PROBLEM DETAILS: Return the entries below in their exact form, leaving the pictures out.

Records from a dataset
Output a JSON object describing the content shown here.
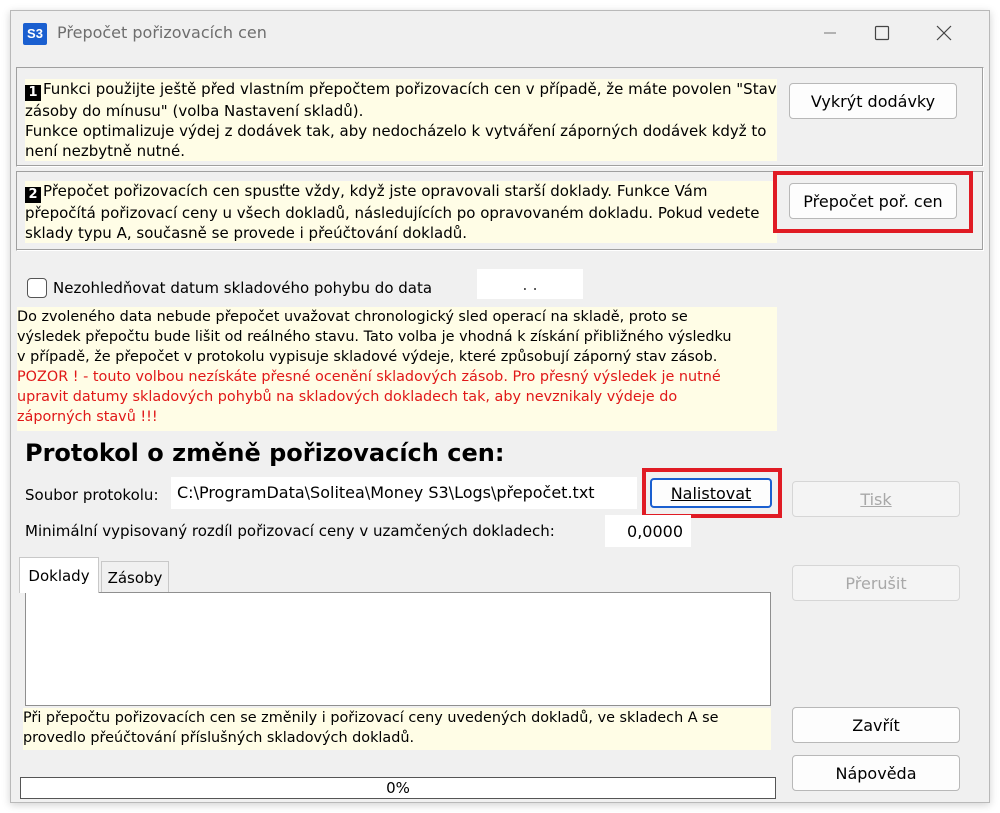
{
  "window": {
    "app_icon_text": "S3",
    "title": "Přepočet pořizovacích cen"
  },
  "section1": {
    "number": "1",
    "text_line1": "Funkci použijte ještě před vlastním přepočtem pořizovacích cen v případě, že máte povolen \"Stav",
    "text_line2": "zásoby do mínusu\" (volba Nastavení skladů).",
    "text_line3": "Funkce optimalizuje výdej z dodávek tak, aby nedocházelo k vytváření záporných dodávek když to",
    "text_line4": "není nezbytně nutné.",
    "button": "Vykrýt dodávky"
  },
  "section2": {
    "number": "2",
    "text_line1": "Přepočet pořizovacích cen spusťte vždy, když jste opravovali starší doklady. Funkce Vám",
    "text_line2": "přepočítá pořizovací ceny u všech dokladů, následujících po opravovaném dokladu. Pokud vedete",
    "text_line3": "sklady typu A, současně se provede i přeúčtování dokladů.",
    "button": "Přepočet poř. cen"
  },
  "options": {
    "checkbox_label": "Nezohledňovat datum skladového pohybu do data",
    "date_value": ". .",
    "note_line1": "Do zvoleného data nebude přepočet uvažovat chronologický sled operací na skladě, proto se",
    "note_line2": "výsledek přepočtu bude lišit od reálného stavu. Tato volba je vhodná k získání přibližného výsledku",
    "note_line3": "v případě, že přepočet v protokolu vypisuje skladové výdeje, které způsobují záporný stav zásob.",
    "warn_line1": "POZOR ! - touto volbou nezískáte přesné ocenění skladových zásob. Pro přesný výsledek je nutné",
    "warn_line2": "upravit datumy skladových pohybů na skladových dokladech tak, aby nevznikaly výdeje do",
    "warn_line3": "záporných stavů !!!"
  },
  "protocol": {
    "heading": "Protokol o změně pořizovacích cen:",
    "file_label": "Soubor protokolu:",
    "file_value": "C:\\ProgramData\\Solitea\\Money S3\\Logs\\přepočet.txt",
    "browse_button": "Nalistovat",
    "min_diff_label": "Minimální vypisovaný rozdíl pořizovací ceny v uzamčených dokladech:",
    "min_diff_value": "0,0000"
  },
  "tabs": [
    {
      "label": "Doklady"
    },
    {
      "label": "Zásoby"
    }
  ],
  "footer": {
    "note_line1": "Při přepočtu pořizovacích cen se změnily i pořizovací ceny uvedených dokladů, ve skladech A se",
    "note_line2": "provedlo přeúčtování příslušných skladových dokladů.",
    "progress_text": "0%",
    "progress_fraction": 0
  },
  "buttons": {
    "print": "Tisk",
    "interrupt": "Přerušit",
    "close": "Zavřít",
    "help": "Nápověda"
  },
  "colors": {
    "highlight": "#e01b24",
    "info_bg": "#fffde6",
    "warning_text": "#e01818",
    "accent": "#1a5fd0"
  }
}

SOLUTION TO THE PROBLEM:
Output a JSON object describing the content shown here.
{
  "window": {
    "app_icon_text": "S3",
    "title": "Přepočet pořizovacích cen"
  },
  "section1": {
    "number": "1",
    "text_line1": "Funkci použijte ještě před vlastním přepočtem pořizovacích cen v případě, že máte povolen \"Stav",
    "text_line2": "zásoby do mínusu\" (volba Nastavení skladů).",
    "text_line3": "Funkce optimalizuje výdej z dodávek tak, aby nedocházelo k vytváření záporných dodávek když to",
    "text_line4": "není nezbytně nutné.",
    "button": "Vykrýt dodávky"
  },
  "section2": {
    "number": "2",
    "text_line1": "Přepočet pořizovacích cen spusťte vždy, když jste opravovali starší doklady. Funkce Vám",
    "text_line2": "přepočítá pořizovací ceny u všech dokladů, následujících po opravovaném dokladu. Pokud vedete",
    "text_line3": "sklady typu A, současně se provede i přeúčtování dokladů.",
    "button": "Přepočet poř. cen"
  },
  "options": {
    "checkbox_label": "Nezohledňovat datum skladového pohybu do data",
    "date_value": ". .",
    "note_line1": "Do zvoleného data nebude přepočet uvažovat chronologický sled operací na skladě, proto se",
    "note_line2": "výsledek přepočtu bude lišit od reálného stavu. Tato volba je vhodná k získání přibližného výsledku",
    "note_line3": "v případě, že přepočet v protokolu vypisuje skladové výdeje, které způsobují záporný stav zásob.",
    "warn_line1": "POZOR ! - touto volbou nezískáte přesné ocenění skladových zásob. Pro přesný výsledek je nutné",
    "warn_line2": "upravit datumy skladových pohybů na skladových dokladech tak, aby nevznikaly výdeje do",
    "warn_line3": "záporných stavů !!!"
  },
  "protocol": {
    "heading": "Protokol o změně pořizovacích cen:",
    "file_label": "Soubor protokolu:",
    "file_value": "C:\\ProgramData\\Solitea\\Money S3\\Logs\\přepočet.txt",
    "browse_button": "Nalistovat",
    "min_diff_label": "Minimální vypisovaný rozdíl pořizovací ceny v uzamčených dokladech:",
    "min_diff_value": "0,0000"
  },
  "tabs": [
    {
      "label": "Doklady"
    },
    {
      "label": "Zásoby"
    }
  ],
  "footer": {
    "note_line1": "Při přepočtu pořizovacích cen se změnily i pořizovací ceny uvedených dokladů, ve skladech A se",
    "note_line2": "provedlo přeúčtování příslušných skladových dokladů.",
    "progress_text": "0%",
    "progress_fraction": 0
  },
  "buttons": {
    "print": "Tisk",
    "interrupt": "Přerušit",
    "close": "Zavřít",
    "help": "Nápověda"
  },
  "colors": {
    "highlight": "#e01b24",
    "info_bg": "#fffde6",
    "warning_text": "#e01818",
    "accent": "#1a5fd0"
  }
}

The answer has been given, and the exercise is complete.